DKT Ethiopia: Andy Piller, who has just left Ethiopia after 10 years as the DKT country representative there, cites increased government commitment to family planning beginning in 2005, “generous donor funding from donors that don’t micromanage,” and his social marketing program’s close collaboration with private sector, NGO and public sector partners.
DKT India: For most of DKT’s 22-year history in India, it worked with the Government of India. “During that long history, we were also able to establish two very strong brands, hand-in-hand with the government and the generous support of donors,” said Collin Dick, the country director. “But the real success story, over the last two years, was where we pulled out of our affiliation with GOI and started distributing our brands as low-cost commercial value brands, riding the brand equity we'd built up with government and donor help but now applying far more rigor from the sales and marketing end. We are already seeing an increase in the size and scale of our impact in a country that really needs it, and are bullish about the future.”
Profamilia Colombia: “Two of the biggest reasons for Profamilia’s success is that the entire country knows and trusts our brand, and Profamilia’s knowledge of the market and needs of the users,” said Marta Royo, executive director of Profamilia. “We have focused on developing a dedicated sales force that goes beyond the sale of a product, and adds personal attention. Finally, we have implemented a rigorous management of the social marketing process: This means recruiting professional and specialized talent, acquiring tools and innovative technologies, including a system of online information that allows us to follow daily figures and make quick and timely decisions.”

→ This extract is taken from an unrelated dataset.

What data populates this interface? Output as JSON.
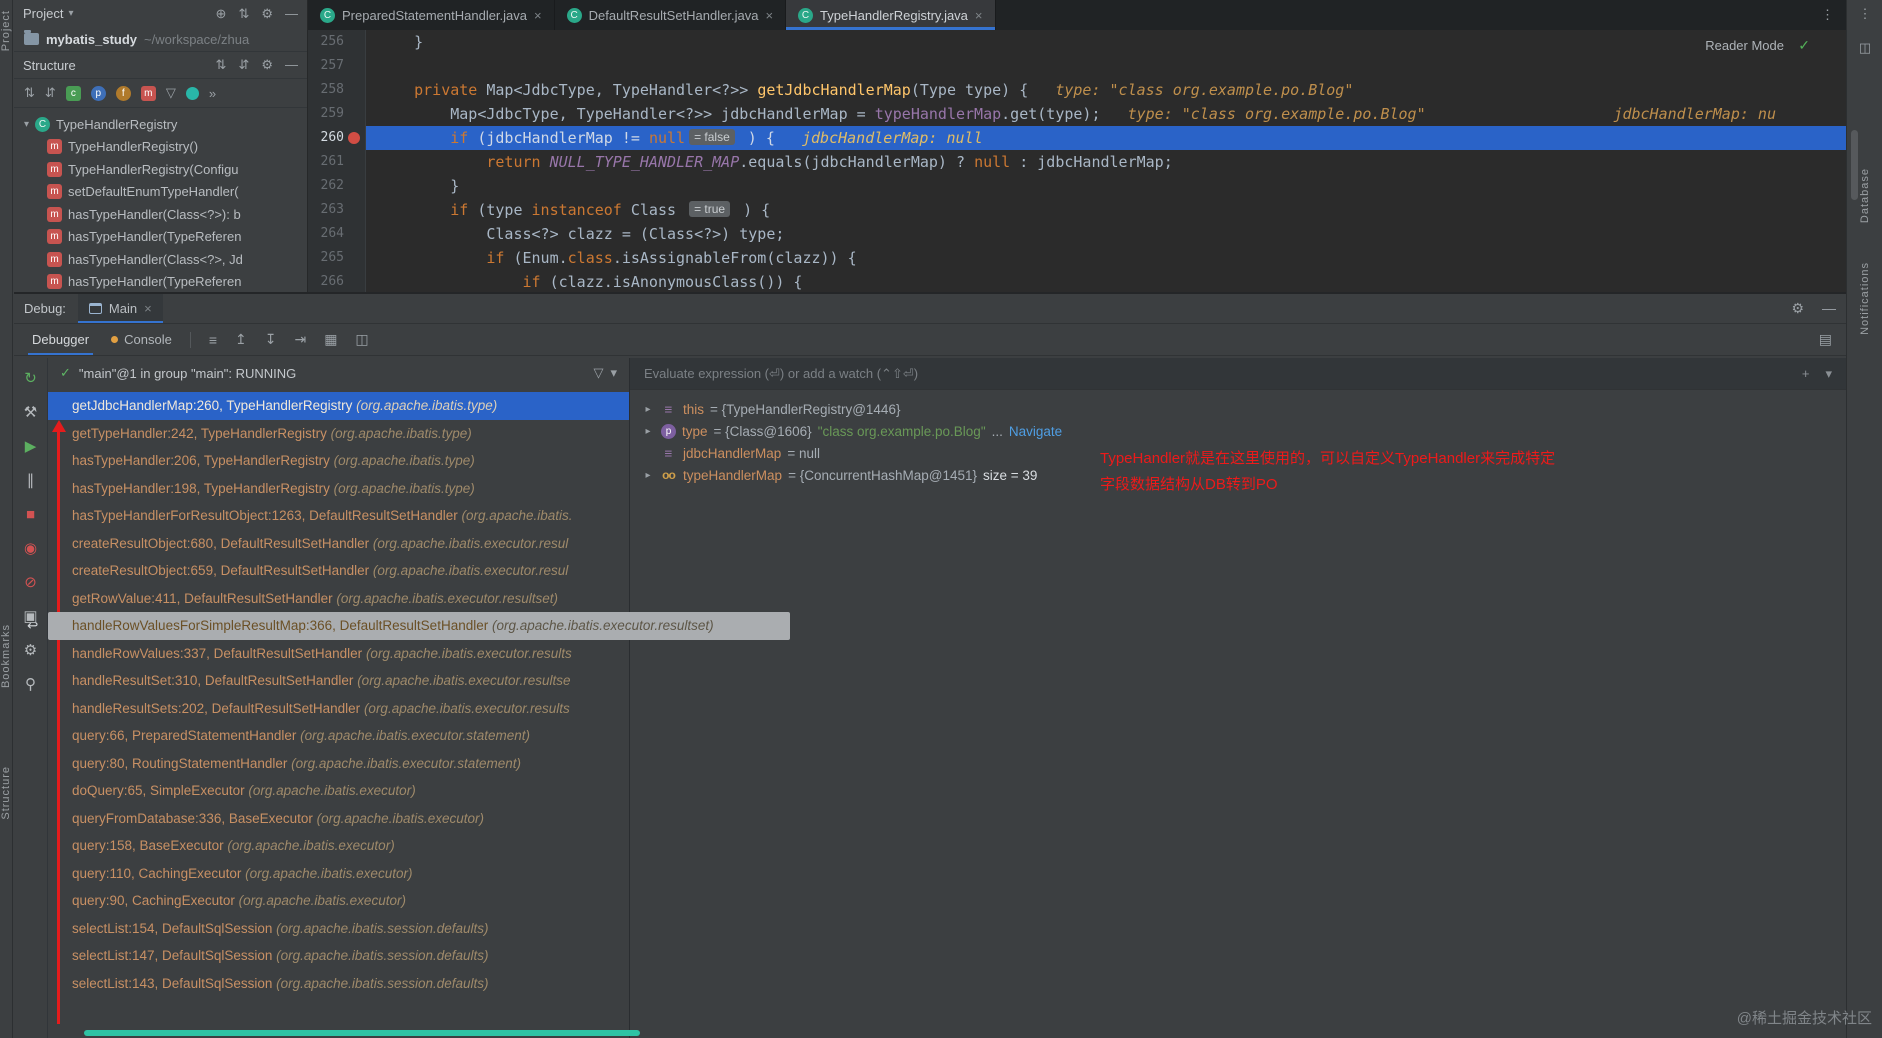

DKT, PSI and MSI all have big plans for future growth: DKT aims to deliver 28 million CYPs this year. PSI has a goal of achieving 105.6 million CYPs in the period 2012-2016. This is a 30% increase over the previous five years and PSI expects to exceed this target in 2016 based on performance to date. MSI is looking to triple its impact by 2020, with a particularly focus on what it calls “high impact” CYPs, a measure which evaluates the organization’s reach to the most underserved populations.
NOTE: For this report, DKT International calculates a couple year of protection as equivalent to 100 sold condoms, 200 free condoms, 14 pill cycles, 4 three-month injectables, 6 two-month injectables, 12 one-month injectables, 20 female condoms, 14 emergency contraceptives, .33 implants, .25 intrauterine devices, .59 doses of medical abortion, .0208 manual vacuum aspiration kits and 16 Misopostrol.